Kristin said...

When I was interviewed by the CDC after getting salmonella this summer, there were a long list of items they asked if I had eaten. The ones that were animal products themselves (i.e. ground beef, chicken, eggs, cheese) seemed obvious, but some others you would not suspect as a potential infection hazard: onions, uncooked salsa, cilantro, jalapenos, serranos, tortillas, lettuce, green onions, potatoes, tomatoes. I was also asked if I have a dog and if I'm the one that feeds him.

The mayo clinic says, "You can contract salmonella infection by touching or ingesting anything contaminated with salmonella bacteria. Reservoirs for the microorganism include pet reptiles, dogs and cats, pigs and cattle, infected humans, contaminated water, raw dairy products and chicken eggs. Salmonella can survive for months in water, ice, sewage and frozen meat." So really, anything that could come in contact with salmonella bacteria, including water could be a source. That leaves the list of possible sources pretty wide open.

Andy Bellatti said...


However, when it comes to things like contaminated water (which, thereby, affects raw produce), salmonella is almost always traced back to fecal matter.

I find it interesting that you were asked about cilantro, jalapenos, and tortillas.

Since you were asked those questions this past summer (at the height of the jalapeno pepper salmonella outbreak), I have a feeling those are not typical food items they would inquire about.

Seems to me like at the time they weren't too sure what ingredient in Mexican food was making people so ill, so they figured they would ask about everything, from tortillas to cilantro!

Kristin said...

That is probably true.

Although asking someone who lives in Texas about what they may have eaten in the past few weeks that is an ingredient in Mexican food is like asking a fish if it has seen water lately. I was sitting there talking to someone in Atlanta, Georgia trying to explain that at least one in every three dinners I eat is in the form of a taco. I had eaten every food on the list.

And interestingly enough I have heard that something in cilantro is supposed to help prevent food borne illness. But, of course it didn't work in my case :/

Andy Bellatti said...
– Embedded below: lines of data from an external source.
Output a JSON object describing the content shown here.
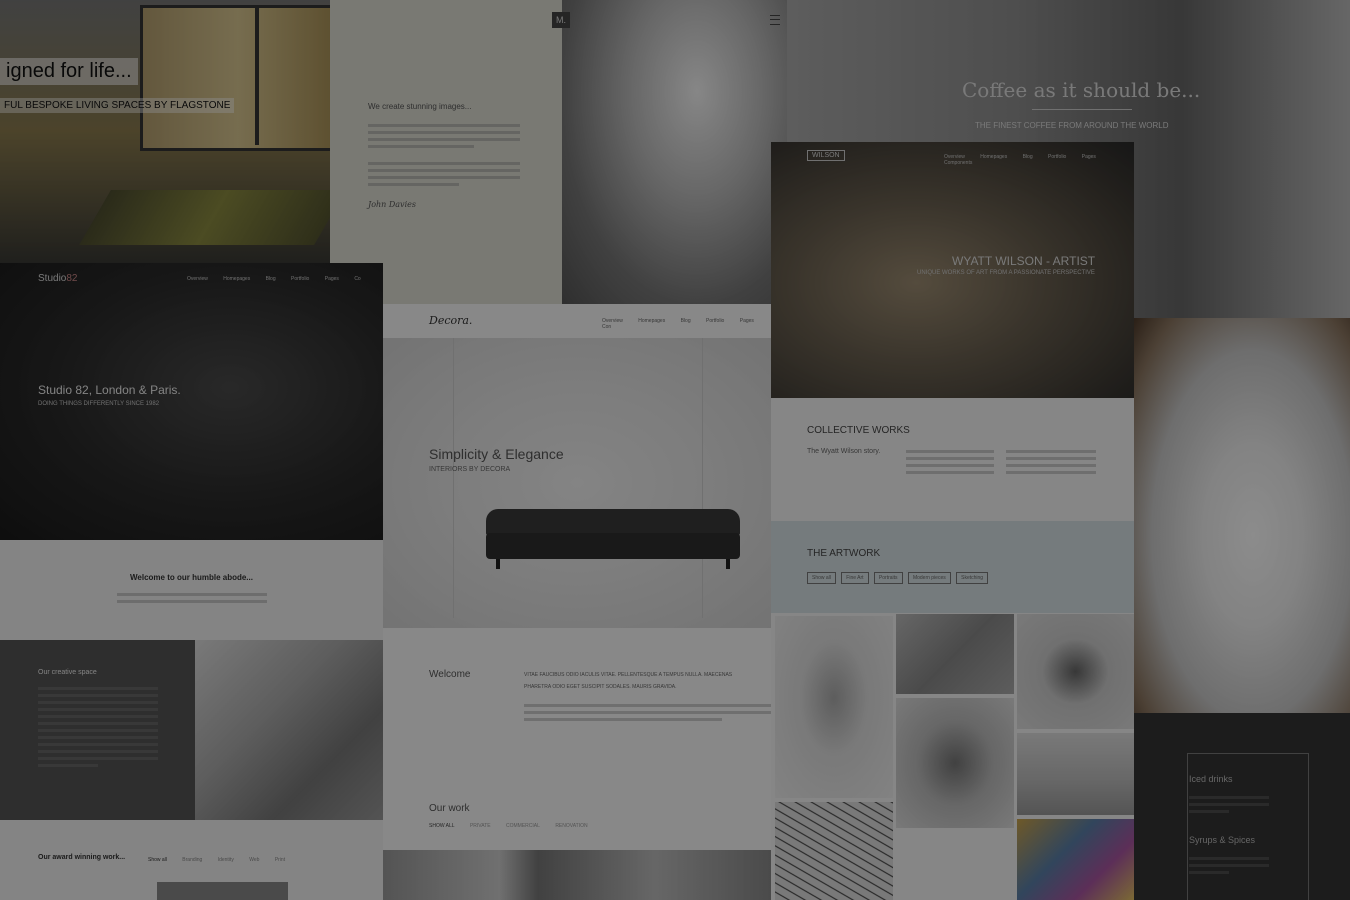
{
  "flagstone": {
    "headline": "igned for life...",
    "subline": "FUL BESPOKE LIVING SPACES BY FLAGSTONE"
  },
  "studio": {
    "logo": "Studio",
    "logo_accent": "82",
    "nav": [
      "Overview",
      "Homepages",
      "Blog",
      "Portfolio",
      "Pages",
      "Co"
    ],
    "hero_title": "Studio 82, London & Paris.",
    "hero_sub": "DOING THINGS DIFFERENTLY SINCE 1982",
    "welcome": "Welcome to our humble abode...",
    "creative_title": "Our creative space",
    "award_title": "Our award winning work...",
    "award_filters": [
      "Show all",
      "Branding",
      "Identity",
      "Web",
      "Print"
    ]
  },
  "mono": {
    "logo": "M.",
    "tagline": "We create stunning images...",
    "signature": "John Davies"
  },
  "decora": {
    "logo": "Decora.",
    "nav": [
      "Overview",
      "Homepages",
      "Blog",
      "Portfolio",
      "Pages",
      "Con"
    ],
    "hero_title": "Simplicity & Elegance",
    "hero_sub": "INTERIORS BY DECORA",
    "welcome": "Welcome",
    "welcome_text_1": "VITAE FAUCIBUS ODIO IACULIS VITAE. PELLENTESQUE A TEMPUS NULLA. MAECENAS",
    "welcome_text_2": "PHARETRA ODIO EGET SUSCIPIT SODALES. MAURIS GRAVIDA.",
    "work_title": "Our work",
    "work_filters": [
      "SHOW ALL",
      "PRIVATE",
      "COMMERCIAL",
      "RENOVATION"
    ]
  },
  "coffee": {
    "headline": "Coffee as it should be...",
    "subline": "THE FINEST COFFEE FROM AROUND THE WORLD",
    "menu_1": "Iced drinks",
    "menu_2": "Syrups & Spices"
  },
  "wilson": {
    "logo": "WILSON",
    "nav": [
      "Overview",
      "Homepages",
      "Blog",
      "Portfolio",
      "Pages",
      "Components"
    ],
    "hero_title": "WYATT WILSON - ARTIST",
    "hero_sub": "UNIQUE WORKS OF ART FROM A PASSIONATE PERSPECTIVE",
    "collective_title": "COLLECTIVE WORKS",
    "story": "The Wyatt Wilson story.",
    "artwork_title": "THE ARTWORK",
    "artwork_filters": [
      "Show all",
      "Fine Art",
      "Portraits",
      "Modern pieces",
      "Sketching"
    ]
  }
}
Ha! Now you can understand why tracing a specific contaminated food can be so difficult. Of course, it would all be much easier if controls were tighter before food was shipped all over the country.

As for cilantro -- yes, there is a component that has been shown to be effective at killing salmonella, but if you are eating a contaminated food (i.e.: chicken), you would need to eat the same weight in cilantro to offset food poisoning.

So, a contaminated 6-ounce chicken breast would require you to eat 6 ounces of cilantro. Not the most feasible option...